Thursday May 23, 2013
Jump to content
Let's say you get sick today and it takes four months in the hospital to recover. Your employer knows its a serious condition and fires you. At the end of the first month your medical benefits are over and you are unemployed. How do you pay for the remaining three months you have to go in the hospital? So you worked and paid a lot of your paycheck into the system faithfully for years, and the moment you need it, your insurance gets cut off. So when you get out of the hospital you have no job, everything you own is gone, you owe $600,000, you are bankrupt and have no credit, you can't rent an apartment or buy a house or car, and you live in a homeless shelter. Seem fair? It would be like paying homeowner's insurance for twenty years and then the day your house burns down your agent shows up and says, "We don't want to pay for this. Your policy is cancelled." Of course an insurance company could not do this because they are regulated. An employer, on the other hand, has no such regulations. They can fire you for using the company insurance if they want the purpose of which is to keep their future premiums low. This is why we are going to pass a law called, Christian's Law that will prohibit employers from doing this.
There is a common logical fallacy known by the Latin term, non sequitur. If you were to go online and look up this term it would likely be explained by simply showing a Terry Goddard campaign commercial.
Hands down my favorite Goddard commercial is his own version of the Willie Horton ad that sunk Dukakis in the 1988 Presidential election. Goddard essentially blames Jan Brewer for a recent prison escape in this ad, as if the Governor was the head of the prison security detail or was standing in a guard tower with a machine gun and a floodlight watching the prison fence that night. For those of you who may have missed the commercial, it states that lax procedures allowed some prisoners to escape and the way private prison corporations get away with this is by calling the governor. Also a lobbyist for the private prison is an advisor to the governor and Brewer’s campaign has received hundreds of thousands of dollars from this corporation. So the storyline is that a private corporation wanted some convicts to escape from their prison and go on a killing spree, so they called the governor for help. To further their nefarious scheme they gave hundreds of thousands of dollars to Brewer’s gubernatorial campaign—even though she has never campaigned for governor until just now. And since she knows one of their lobbyists, she is somehow completely guilty of this grand conspiracy. Case closed! Talk about non sequitur.
This commercial is so patently absurd and nonsensical that it is practically an endorsement for Jan Brewer.
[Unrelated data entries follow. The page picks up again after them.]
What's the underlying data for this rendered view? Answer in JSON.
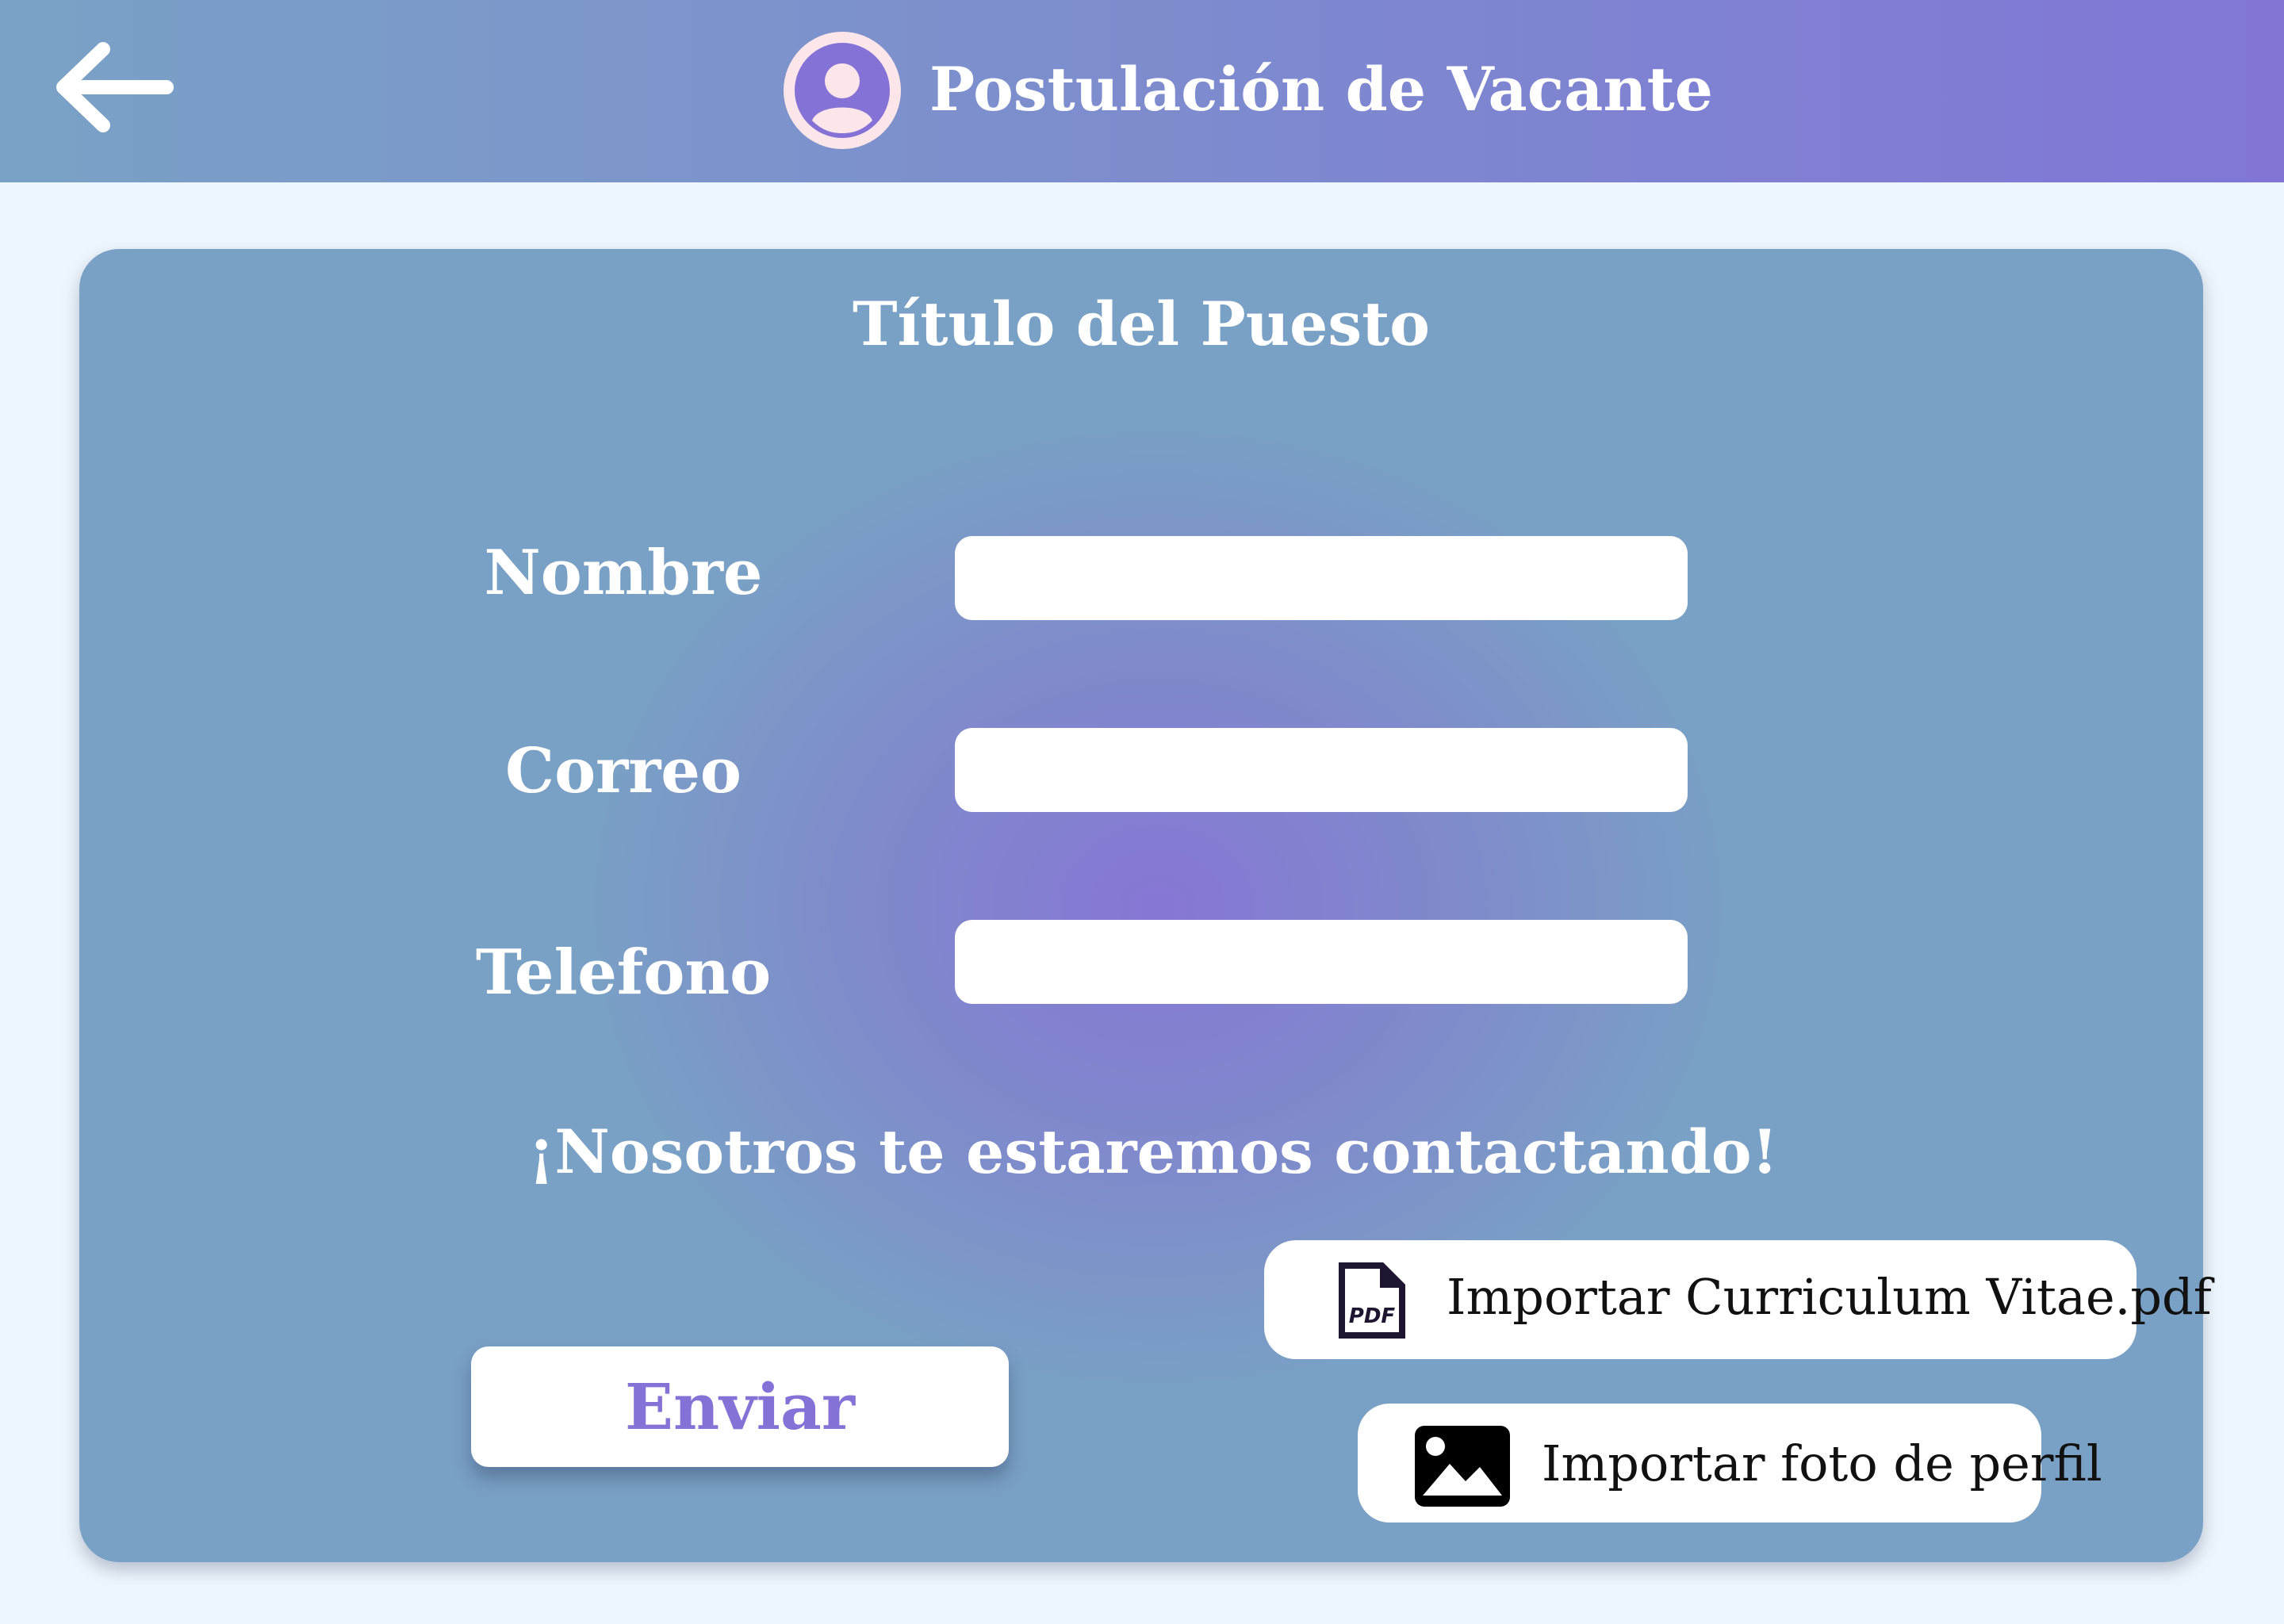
{
  "header": {
    "back_icon": "arrow-left-icon",
    "avatar_icon": "user-avatar-icon",
    "title": "Postulación de Vacante"
  },
  "form": {
    "title": "Título del Puesto",
    "fields": [
      {
        "label": "Nombre",
        "value": ""
      },
      {
        "label": "Correo",
        "value": ""
      },
      {
        "label": "Telefono",
        "value": ""
      }
    ],
    "message": "¡Nosotros te estaremos contactando!",
    "send_label": "Enviar",
    "import_cv_label": "Importar Curriculum Vitae.pdf",
    "import_cv_icon": "pdf-file-icon",
    "import_photo_label": "Importar foto de perfil",
    "import_photo_icon": "image-icon"
  },
  "colors": {
    "header_start": "#7aa2c6",
    "header_end": "#8176d6",
    "accent": "#8472d6",
    "background": "#eef6fd"
  }
}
Brewer has been in political office since 1983; with that much public material to pick through a sixth grader could make Mother Theresa look like Charles Manson. If this is the best they could do, she must be doing a great job. Conversely, if she is doing a bad job and this is all Goddard and his entire campaign staff could come up with, they must not be too bright.
Goddard’s website states that as attorney general he has taken on drug cartels, meth dealers, etc. Wow, he did his job! What else could he do? That would be like a police officer saying, “As a policeman I wrote speeding tickets; therefore, you should make me mayor.” Goddard goes on to state that he will use his experience as attorney general to build Arizona’s economy. There is absolutely no relationship between those two things. Relevant experience would be Jan Brewer becoming the chairwoman of the Maricopa County Board of Supervisors in 1996, inheriting a 165 million dollar deficit and turning it into one of the financially strongest counties in the nation by 2002. Inheriting the Governorship of Arizona with debt and crazy bookkeeping then improving it dramatically would be another example of pertinent experience.
If anyone can make sense of Terry “non sequitur” Goddard’s campaign commercials, please write in and illuminate the rest of us.
Last login: Monday, February 11, 2013